              As I looked at my black friend in his white casket my mind was racing. “How could he not tell me? How can he die from AIDS when if you take your meds, you can live?” I kept having this conversation in the middle of his service. I was a mess, but I vowed from that day, no one will die from complications of AIDS ever again if I have anything to do with it. Over my dead fucking body, literally.

              After finding a team of people who would work with my dollar and a dream, we brought my idea of a PSA together. Late nights, early mornings, overdrawn bank accounts, missing work, editing for hours, and going crazy I released a video via Facebook on December 19th, 2014 disclosing my status letting the world know, “I have HIV, HIV DOES NOT HAVE ME.” From there, my life skyrocketed and my dreams from childhood began to come to life.

              I’ve traveled the country, wrote two books, dropped a mixtape, gained a following, landed a job at the third largest AIDS Service Organization in the USA, attended conferences where people with the fucking alphabet behind their name gave me props, I met fellow advocates, won awards and basically took off. But what was more important was people from my own hood telling me that they were inspired, people from around my way were asking me where to get tested, people from my side of the tracks felt comfortable enough to disclose their status to me. I was in awe that HIV was so prevalent in my own circle but wasn’t talked about until it was time to demean someone we THOUGHT ‘had that shit’. I was completely blown away.

              Through all my accomplishments, accolades, and recognition I still buried two more back men because of complications of AIDS. I watched a friend suffer till his last breath sleeping on that uncomfortable couch in the corner as nurses picked and poked at him. I had to cut up his food, assist him to the bathroom, and just hold his hand. He died two days after Christmas in a hospital because of complications of AIDS, in 2016. 11 months later, I got another call telling me a childhood friend mine passed away for the same reason. “What the fuck else do I have to do?!?! They knew my status and were so supportive of my movement, how could this happen?!?!” I was lost and felt as if my work wasn’t hitting home.

              6 years being HIV positive has truly been a roller coaster. I have seen oppression personified through decision making of white men that care about money more than the people living with the virus. I have seen people go from almost death to a full life ahead of them. I have seen death of AIDS face to face. I am HIV positive. As easy as it is regularly, sometimes I get sick of being reminded every day, at the same time, I fucked up, that I didn’t care enough about myself to make sure ol boy wore a condom so there was no need for him to care enough to tell me his status… but did he even know his status? Who knows.

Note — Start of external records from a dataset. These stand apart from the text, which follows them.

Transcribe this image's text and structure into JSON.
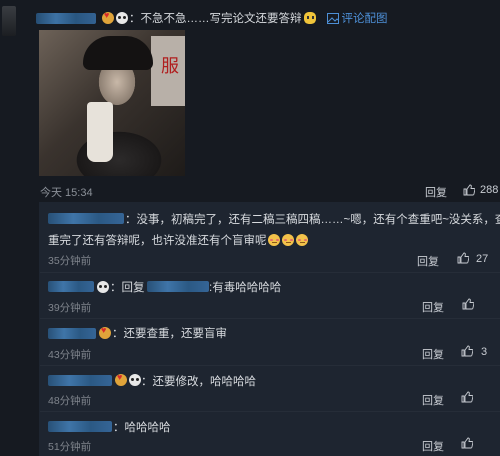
{
  "post": {
    "text": "：不急不急……写完论文还要答辩",
    "link": "评论配图",
    "time": "今天 15:34",
    "reply_label": "回复",
    "likes": "288",
    "photo_sign_char": "服"
  },
  "replies": [
    {
      "line1": "：没事，初稿完了，还有二稿三稿四稿……~嗯，还有个查重吧~没关系，查",
      "line2": "重完了还有答辩呢，也许没准还有个盲审呢",
      "time": "35分钟前",
      "reply_label": "回复",
      "likes": "27"
    },
    {
      "text_a": "：回复",
      "text_b": ":有毒哈哈哈哈",
      "time": "39分钟前",
      "reply_label": "回复",
      "likes": ""
    },
    {
      "text": "：还要查重，还要盲审",
      "time": "43分钟前",
      "reply_label": "回复",
      "likes": "3"
    },
    {
      "text": "：还要修改，哈哈哈哈",
      "time": "48分钟前",
      "reply_label": "回复",
      "likes": ""
    },
    {
      "text": "：哈哈哈哈",
      "time": "51分钟前",
      "reply_label": "回复",
      "likes": ""
    }
  ],
  "colors": {
    "background": "#161a21",
    "reply_panel": "#1e2530",
    "link": "#4d8fd6"
  },
  "icons": [
    "heart-emoji-icon",
    "panda-emoji-icon",
    "cat-emoji-icon",
    "shy-emoji-icon",
    "image-icon",
    "thumbs-up-icon"
  ]
}
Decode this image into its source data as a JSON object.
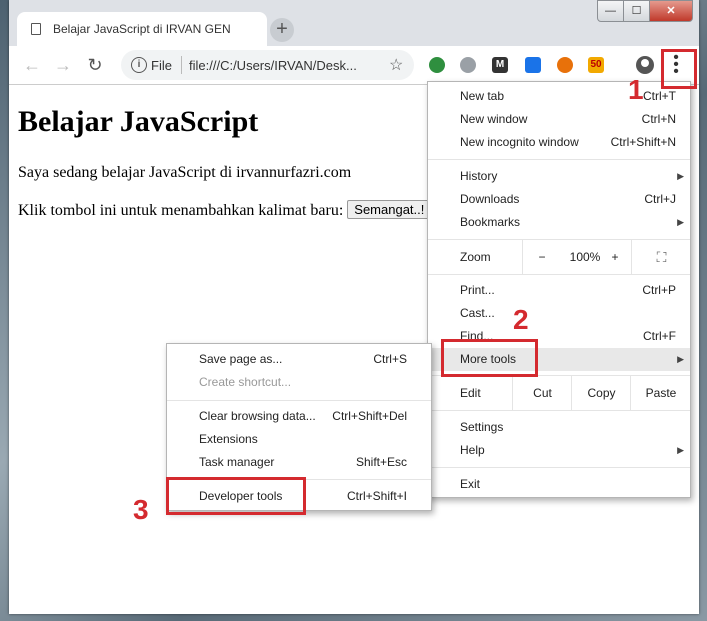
{
  "tab": {
    "title": "Belajar JavaScript di IRVAN GEN"
  },
  "window_controls": {
    "minimize": "—",
    "maximize": "☐",
    "close": "✕"
  },
  "toolbar": {
    "back_icon": "arrow-left-icon",
    "forward_icon": "arrow-right-icon",
    "reload_icon": "reload-icon",
    "scheme_label": "File",
    "url": "file:///C:/Users/IRVAN/Desk...",
    "extensions": [
      {
        "name": "idm-icon",
        "color": "#2f8f3f"
      },
      {
        "name": "globe-icon",
        "color": "#9aa0a6"
      },
      {
        "name": "m-icon",
        "color": "#333333",
        "glyph": "M"
      },
      {
        "name": "share-icon",
        "color": "#1a73e8"
      },
      {
        "name": "sync-icon",
        "color": "#e8710a"
      },
      {
        "name": "badge-icon",
        "color": "#f2a900",
        "glyph": "50"
      }
    ]
  },
  "page": {
    "heading": "Belajar JavaScript",
    "line1": "Saya sedang belajar JavaScript di irvannurfazri.com",
    "line2": "Klik tombol ini untuk menambahkan kalimat baru:",
    "button": "Semangat..!"
  },
  "main_menu": {
    "new_tab": {
      "label": "New tab",
      "shortcut": "Ctrl+T"
    },
    "new_window": {
      "label": "New window",
      "shortcut": "Ctrl+N"
    },
    "incognito": {
      "label": "New incognito window",
      "shortcut": "Ctrl+Shift+N"
    },
    "history": {
      "label": "History"
    },
    "downloads": {
      "label": "Downloads",
      "shortcut": "Ctrl+J"
    },
    "bookmarks": {
      "label": "Bookmarks"
    },
    "zoom": {
      "label": "Zoom",
      "minus": "−",
      "level": "100%",
      "plus": "+"
    },
    "print": {
      "label": "Print...",
      "shortcut": "Ctrl+P"
    },
    "cast": {
      "label": "Cast..."
    },
    "find": {
      "label": "Find...",
      "shortcut": "Ctrl+F"
    },
    "more_tools": {
      "label": "More tools"
    },
    "edit": {
      "label": "Edit",
      "cut": "Cut",
      "copy": "Copy",
      "paste": "Paste"
    },
    "settings": {
      "label": "Settings"
    },
    "help": {
      "label": "Help"
    },
    "exit": {
      "label": "Exit"
    }
  },
  "sub_menu": {
    "save_page": {
      "label": "Save page as...",
      "shortcut": "Ctrl+S"
    },
    "create_shortcut": {
      "label": "Create shortcut..."
    },
    "clear_data": {
      "label": "Clear browsing data...",
      "shortcut": "Ctrl+Shift+Del"
    },
    "extensions": {
      "label": "Extensions"
    },
    "task_manager": {
      "label": "Task manager",
      "shortcut": "Shift+Esc"
    },
    "dev_tools": {
      "label": "Developer tools",
      "shortcut": "Ctrl+Shift+I"
    }
  },
  "annotations": {
    "step1": "1",
    "step2": "2",
    "step3": "3"
  }
}
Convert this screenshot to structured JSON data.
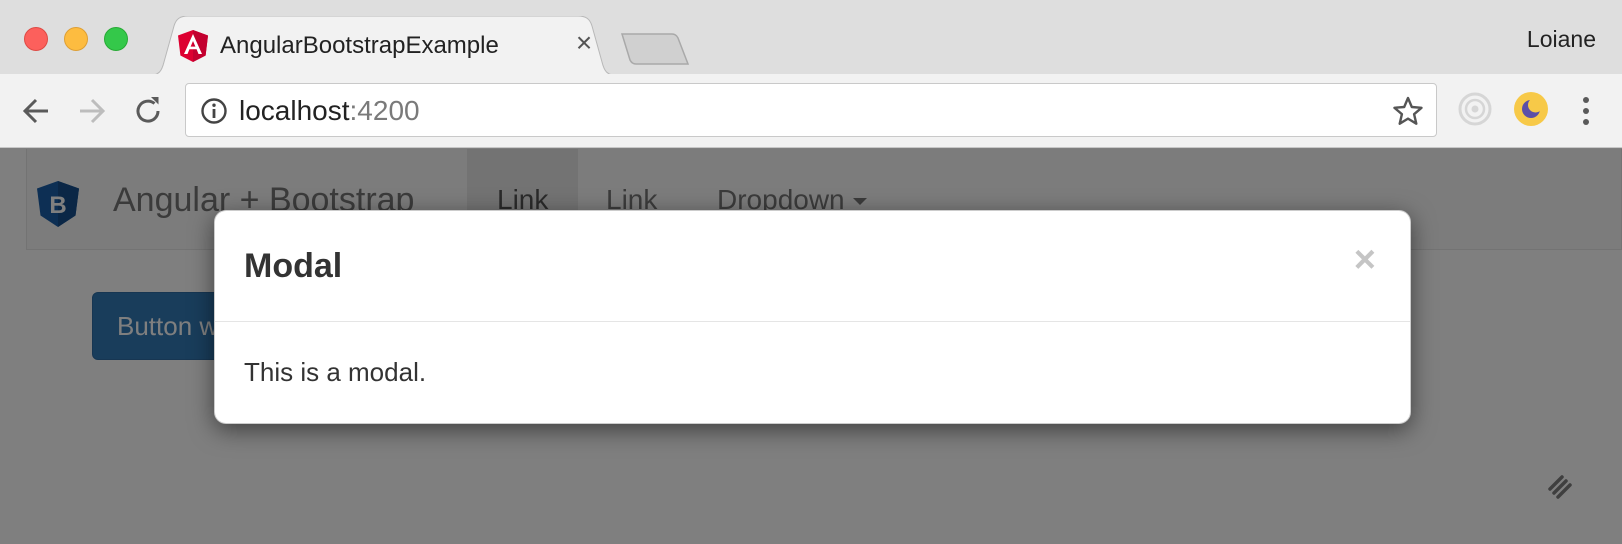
{
  "window": {
    "profile_name": "Loiane"
  },
  "tab": {
    "title": "AngularBootstrapExample",
    "close_glyph": "×",
    "favicon": "angular-icon"
  },
  "address_bar": {
    "host": "localhost",
    "port": ":4200"
  },
  "navbar": {
    "brand": "Angular + Bootstrap",
    "items": [
      {
        "label": "Link",
        "active": true
      },
      {
        "label": "Link",
        "active": false
      },
      {
        "label": "Dropdown",
        "active": false
      }
    ]
  },
  "page": {
    "button_label": "Button w"
  },
  "modal": {
    "title": "Modal",
    "close_glyph": "×",
    "body": "This is a modal."
  },
  "colors": {
    "primary": "#337ab7",
    "angular_red": "#dd0031",
    "bootstrap_blue": "#1a5fa8",
    "backdrop": "rgba(0,0,0,0.5)"
  }
}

              These past 6 years have taught me so much about myself and my role as an advocate, writer, performer, friend, family member, and just a human being on this earth. I pride myself every day on how to not only live better for myself but to help other people living with HIV live their best and healthiest life. I also want people who are negative to stay negative but not be afraid of people living with HIV. It’s the stigma that is killing people faster than the virus. It is the stigma that keeps people from even wanting to know. These past 6 years have shown my strengths, weaknesses, talents, mishaps, life lessons, real friends, and what true support is. I can only hope in my lifetime to see an AIDS free generation and until I do, I will die behind it.

              Today I celebrate my life and all its ups, downs, twists, turns, dead ends, breakdowns, meltdowns, mountain top highs, and valley lows. I will celebrate the legacy of all those that have died of AIDS. I will celebrate the people who still hug me, still love me, still fuck me, and still support me. I celebrate me, HIV and all. Thank you all.

Michael Lamb